━━━ LISTED ENTRIES

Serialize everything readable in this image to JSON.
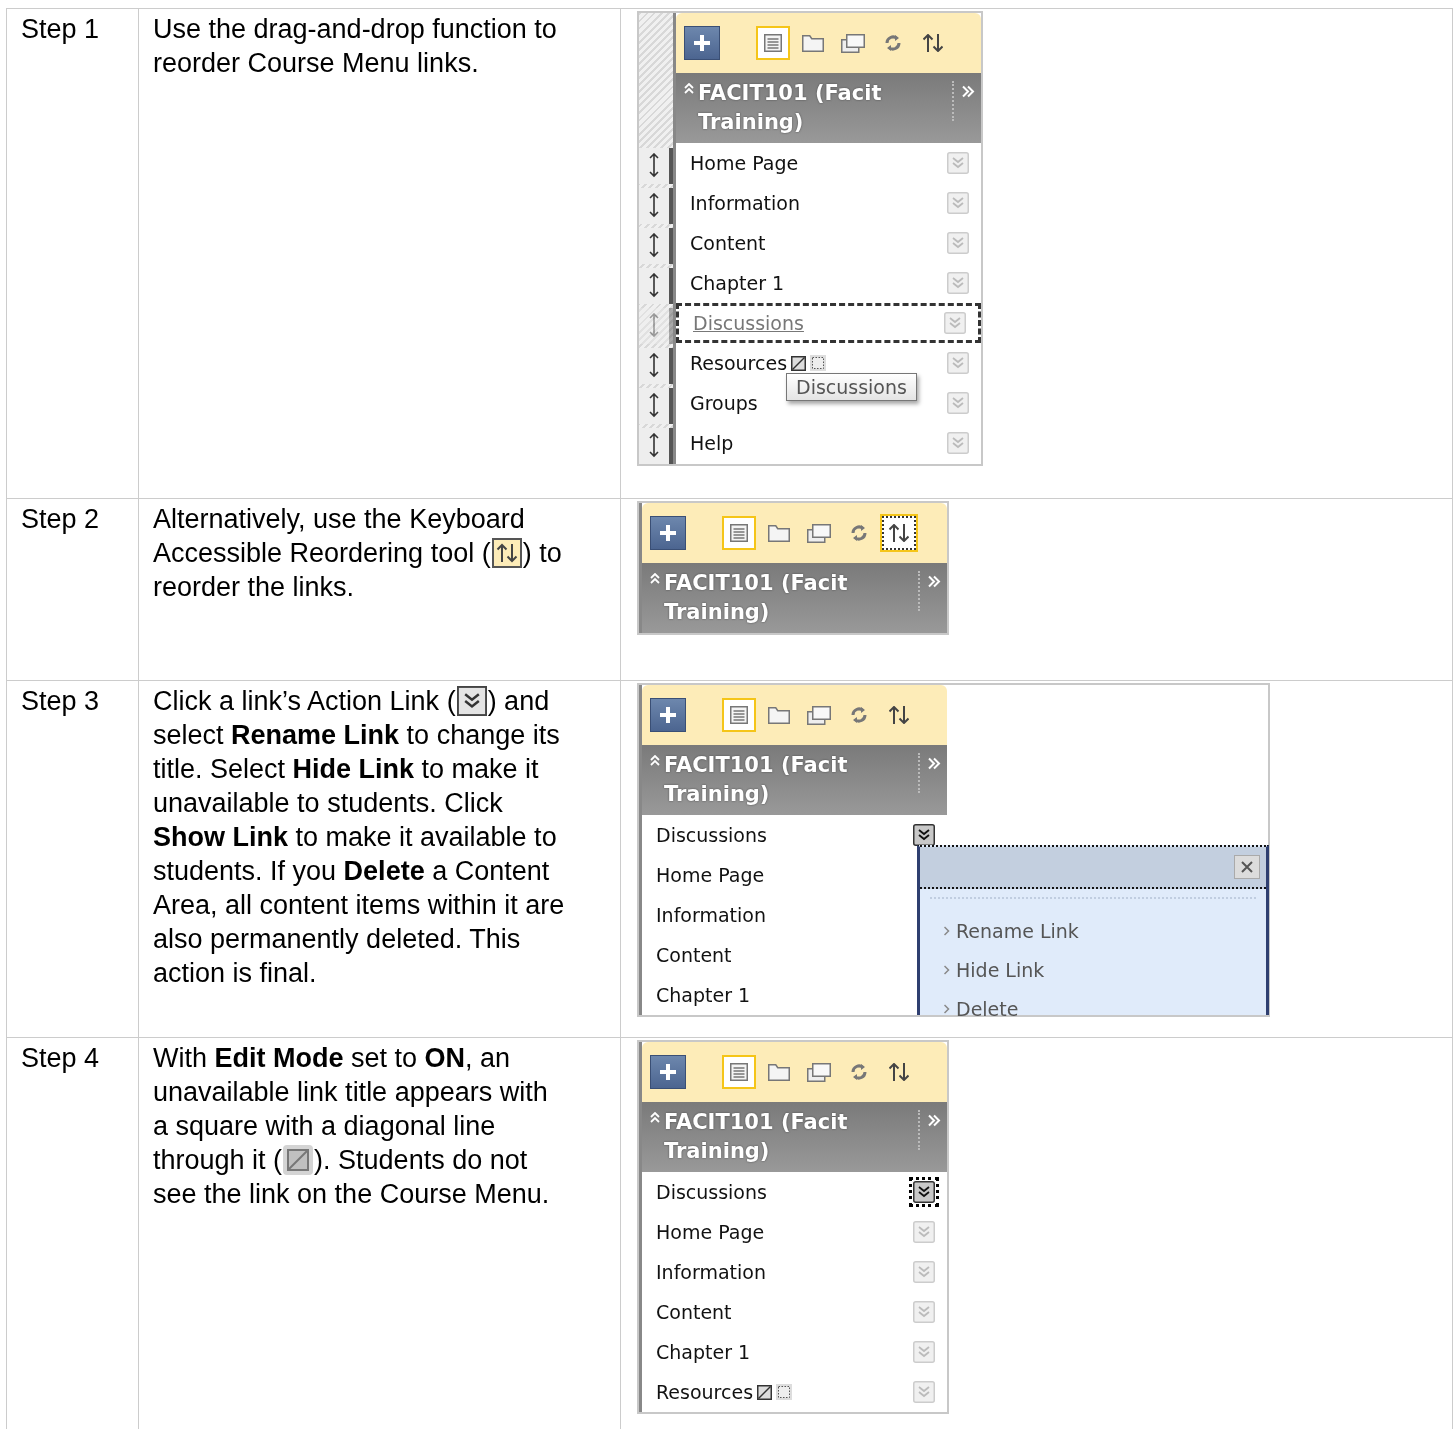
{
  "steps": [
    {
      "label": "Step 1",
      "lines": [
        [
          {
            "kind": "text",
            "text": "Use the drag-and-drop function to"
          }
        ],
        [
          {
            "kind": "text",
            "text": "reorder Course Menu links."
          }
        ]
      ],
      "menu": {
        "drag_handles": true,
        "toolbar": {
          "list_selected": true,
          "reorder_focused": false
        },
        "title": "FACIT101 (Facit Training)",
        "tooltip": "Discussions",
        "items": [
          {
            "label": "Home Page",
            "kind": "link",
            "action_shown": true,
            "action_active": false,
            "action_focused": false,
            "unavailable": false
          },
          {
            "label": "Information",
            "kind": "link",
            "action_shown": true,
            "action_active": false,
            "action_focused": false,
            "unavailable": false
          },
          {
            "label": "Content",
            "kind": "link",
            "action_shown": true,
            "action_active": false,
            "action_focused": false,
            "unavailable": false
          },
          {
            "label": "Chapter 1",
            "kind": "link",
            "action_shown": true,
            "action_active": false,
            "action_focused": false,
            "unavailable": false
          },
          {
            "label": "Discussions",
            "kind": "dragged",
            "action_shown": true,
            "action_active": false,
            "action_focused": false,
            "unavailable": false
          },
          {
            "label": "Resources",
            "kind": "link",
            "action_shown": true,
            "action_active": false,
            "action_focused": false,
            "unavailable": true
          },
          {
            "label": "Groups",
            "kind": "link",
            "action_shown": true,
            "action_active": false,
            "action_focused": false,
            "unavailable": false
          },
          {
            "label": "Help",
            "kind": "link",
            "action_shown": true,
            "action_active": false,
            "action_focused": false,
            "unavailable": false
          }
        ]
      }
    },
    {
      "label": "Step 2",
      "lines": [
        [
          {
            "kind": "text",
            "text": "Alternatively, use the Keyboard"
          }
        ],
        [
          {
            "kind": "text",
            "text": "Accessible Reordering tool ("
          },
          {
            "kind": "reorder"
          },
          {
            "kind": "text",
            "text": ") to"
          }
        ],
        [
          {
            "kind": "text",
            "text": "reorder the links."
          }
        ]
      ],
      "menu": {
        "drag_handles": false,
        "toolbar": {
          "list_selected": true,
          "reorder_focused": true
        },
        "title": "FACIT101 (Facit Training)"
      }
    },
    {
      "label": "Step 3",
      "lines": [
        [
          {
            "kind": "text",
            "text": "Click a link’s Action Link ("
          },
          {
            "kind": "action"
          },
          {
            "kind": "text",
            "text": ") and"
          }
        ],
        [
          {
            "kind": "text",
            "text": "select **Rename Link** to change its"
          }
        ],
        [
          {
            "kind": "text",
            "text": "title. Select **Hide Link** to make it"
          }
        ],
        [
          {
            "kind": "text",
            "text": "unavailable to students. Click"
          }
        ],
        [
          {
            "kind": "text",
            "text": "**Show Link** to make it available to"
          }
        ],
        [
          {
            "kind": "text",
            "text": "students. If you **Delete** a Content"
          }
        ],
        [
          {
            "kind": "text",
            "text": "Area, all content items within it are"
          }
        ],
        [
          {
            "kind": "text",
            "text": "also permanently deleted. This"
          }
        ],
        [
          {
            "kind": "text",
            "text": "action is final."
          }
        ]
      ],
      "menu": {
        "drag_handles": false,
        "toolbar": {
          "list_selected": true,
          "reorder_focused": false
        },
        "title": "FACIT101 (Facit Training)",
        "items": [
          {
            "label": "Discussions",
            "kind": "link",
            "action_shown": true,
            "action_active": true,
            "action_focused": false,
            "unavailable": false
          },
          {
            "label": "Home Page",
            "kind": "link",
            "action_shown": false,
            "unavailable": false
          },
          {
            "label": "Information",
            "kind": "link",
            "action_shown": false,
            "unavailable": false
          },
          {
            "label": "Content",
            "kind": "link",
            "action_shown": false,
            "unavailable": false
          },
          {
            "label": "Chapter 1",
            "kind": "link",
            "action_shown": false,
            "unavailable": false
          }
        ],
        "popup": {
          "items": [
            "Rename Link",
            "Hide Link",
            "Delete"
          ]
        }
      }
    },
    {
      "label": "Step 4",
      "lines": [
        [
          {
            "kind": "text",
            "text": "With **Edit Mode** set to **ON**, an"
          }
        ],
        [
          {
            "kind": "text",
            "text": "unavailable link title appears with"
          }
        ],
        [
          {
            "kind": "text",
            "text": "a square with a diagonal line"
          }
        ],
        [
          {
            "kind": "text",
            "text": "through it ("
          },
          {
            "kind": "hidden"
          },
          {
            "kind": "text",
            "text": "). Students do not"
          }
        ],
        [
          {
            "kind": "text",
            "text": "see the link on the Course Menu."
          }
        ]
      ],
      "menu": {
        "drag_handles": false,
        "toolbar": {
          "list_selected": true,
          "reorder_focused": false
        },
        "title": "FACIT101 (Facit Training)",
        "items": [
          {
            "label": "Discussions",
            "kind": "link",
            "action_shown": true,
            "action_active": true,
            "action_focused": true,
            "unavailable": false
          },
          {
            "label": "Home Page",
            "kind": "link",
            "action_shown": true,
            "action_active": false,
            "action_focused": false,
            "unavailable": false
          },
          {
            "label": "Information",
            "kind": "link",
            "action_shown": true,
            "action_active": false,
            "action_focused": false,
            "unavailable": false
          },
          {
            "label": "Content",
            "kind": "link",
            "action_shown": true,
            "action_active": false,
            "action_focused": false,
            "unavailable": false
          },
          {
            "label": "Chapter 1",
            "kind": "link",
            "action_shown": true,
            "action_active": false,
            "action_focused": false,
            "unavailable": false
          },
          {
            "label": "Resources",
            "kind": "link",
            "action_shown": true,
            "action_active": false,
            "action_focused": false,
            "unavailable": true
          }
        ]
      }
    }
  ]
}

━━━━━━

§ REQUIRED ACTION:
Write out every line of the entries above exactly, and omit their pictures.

§ EXPECTED OUTPUT:
Serialize everything readable in this image to JSON.
{
  "steps": [
    {
      "label": "Step 1",
      "lines": [
        [
          {
            "kind": "text",
            "text": "Use the drag-and-drop function to"
          }
        ],
        [
          {
            "kind": "text",
            "text": "reorder Course Menu links."
          }
        ]
      ],
      "menu": {
        "drag_handles": true,
        "toolbar": {
          "list_selected": true,
          "reorder_focused": false
        },
        "title": "FACIT101 (Facit Training)",
        "tooltip": "Discussions",
        "items": [
          {
            "label": "Home Page",
            "kind": "link",
            "action_shown": true,
            "action_active": false,
            "action_focused": false,
            "unavailable": false
          },
          {
            "label": "Information",
            "kind": "link",
            "action_shown": true,
            "action_active": false,
            "action_focused": false,
            "unavailable": false
          },
          {
            "label": "Content",
            "kind": "link",
            "action_shown": true,
            "action_active": false,
            "action_focused": false,
            "unavailable": false
          },
          {
            "label": "Chapter 1",
            "kind": "link",
            "action_shown": true,
            "action_active": false,
            "action_focused": false,
            "unavailable": false
          },
          {
            "label": "Discussions",
            "kind": "dragged",
            "action_shown": true,
            "action_active": false,
            "action_focused": false,
            "unavailable": false
          },
          {
            "label": "Resources",
            "kind": "link",
            "action_shown": true,
            "action_active": false,
            "action_focused": false,
            "unavailable": true
          },
          {
            "label": "Groups",
            "kind": "link",
            "action_shown": true,
            "action_active": false,
            "action_focused": false,
            "unavailable": false
          },
          {
            "label": "Help",
            "kind": "link",
            "action_shown": true,
            "action_active": false,
            "action_focused": false,
            "unavailable": false
          }
        ]
      }
    },
    {
      "label": "Step 2",
      "lines": [
        [
          {
            "kind": "text",
            "text": "Alternatively, use the Keyboard"
          }
        ],
        [
          {
            "kind": "text",
            "text": "Accessible Reordering tool ("
          },
          {
            "kind": "reorder"
          },
          {
            "kind": "text",
            "text": ") to"
          }
        ],
        [
          {
            "kind": "text",
            "text": "reorder the links."
          }
        ]
      ],
      "menu": {
        "drag_handles": false,
        "toolbar": {
          "list_selected": true,
          "reorder_focused": true
        },
        "title": "FACIT101 (Facit Training)"
      }
    },
    {
      "label": "Step 3",
      "lines": [
        [
          {
            "kind": "text",
            "text": "Click a link’s Action Link ("
          },
          {
            "kind": "action"
          },
          {
            "kind": "text",
            "text": ") and"
          }
        ],
        [
          {
            "kind": "text",
            "text": "select **Rename Link** to change its"
          }
        ],
        [
          {
            "kind": "text",
            "text": "title. Select **Hide Link** to make it"
          }
        ],
        [
          {
            "kind": "text",
            "text": "unavailable to students. Click"
          }
        ],
        [
          {
            "kind": "text",
            "text": "**Show Link** to make it available to"
          }
        ],
        [
          {
            "kind": "text",
            "text": "students. If you **Delete** a Content"
          }
        ],
        [
          {
            "kind": "text",
            "text": "Area, all content items within it are"
          }
        ],
        [
          {
            "kind": "text",
            "text": "also permanently deleted. This"
          }
        ],
        [
          {
            "kind": "text",
            "text": "action is final."
          }
        ]
      ],
      "menu": {
        "drag_handles": false,
        "toolbar": {
          "list_selected": true,
          "reorder_focused": false
        },
        "title": "FACIT101 (Facit Training)",
        "items": [
          {
            "label": "Discussions",
            "kind": "link",
            "action_shown": true,
            "action_active": true,
            "action_focused": false,
            "unavailable": false
          },
          {
            "label": "Home Page",
            "kind": "link",
            "action_shown": false,
            "unavailable": false
          },
          {
            "label": "Information",
            "kind": "link",
            "action_shown": false,
            "unavailable": false
          },
          {
            "label": "Content",
            "kind": "link",
            "action_shown": false,
            "unavailable": false
          },
          {
            "label": "Chapter 1",
            "kind": "link",
            "action_shown": false,
            "unavailable": false
          }
        ],
        "popup": {
          "items": [
            "Rename Link",
            "Hide Link",
            "Delete"
          ]
        }
      }
    },
    {
      "label": "Step 4",
      "lines": [
        [
          {
            "kind": "text",
            "text": "With **Edit Mode** set to **ON**, an"
          }
        ],
        [
          {
            "kind": "text",
            "text": "unavailable link title appears with"
          }
        ],
        [
          {
            "kind": "text",
            "text": "a square with a diagonal line"
          }
        ],
        [
          {
            "kind": "text",
            "text": "through it ("
          },
          {
            "kind": "hidden"
          },
          {
            "kind": "text",
            "text": "). Students do not"
          }
        ],
        [
          {
            "kind": "text",
            "text": "see the link on the Course Menu."
          }
        ]
      ],
      "menu": {
        "drag_handles": false,
        "toolbar": {
          "list_selected": true,
          "reorder_focused": false
        },
        "title": "FACIT101 (Facit Training)",
        "items": [
          {
            "label": "Discussions",
            "kind": "link",
            "action_shown": true,
            "action_active": true,
            "action_focused": true,
            "unavailable": false
          },
          {
            "label": "Home Page",
            "kind": "link",
            "action_shown": true,
            "action_active": false,
            "action_focused": false,
            "unavailable": false
          },
          {
            "label": "Information",
            "kind": "link",
            "action_shown": true,
            "action_active": false,
            "action_focused": false,
            "unavailable": false
          },
          {
            "label": "Content",
            "kind": "link",
            "action_shown": true,
            "action_active": false,
            "action_focused": false,
            "unavailable": false
          },
          {
            "label": "Chapter 1",
            "kind": "link",
            "action_shown": true,
            "action_active": false,
            "action_focused": false,
            "unavailable": false
          },
          {
            "label": "Resources",
            "kind": "link",
            "action_shown": true,
            "action_active": false,
            "action_focused": false,
            "unavailable": true
          }
        ]
      }
    }
  ]
}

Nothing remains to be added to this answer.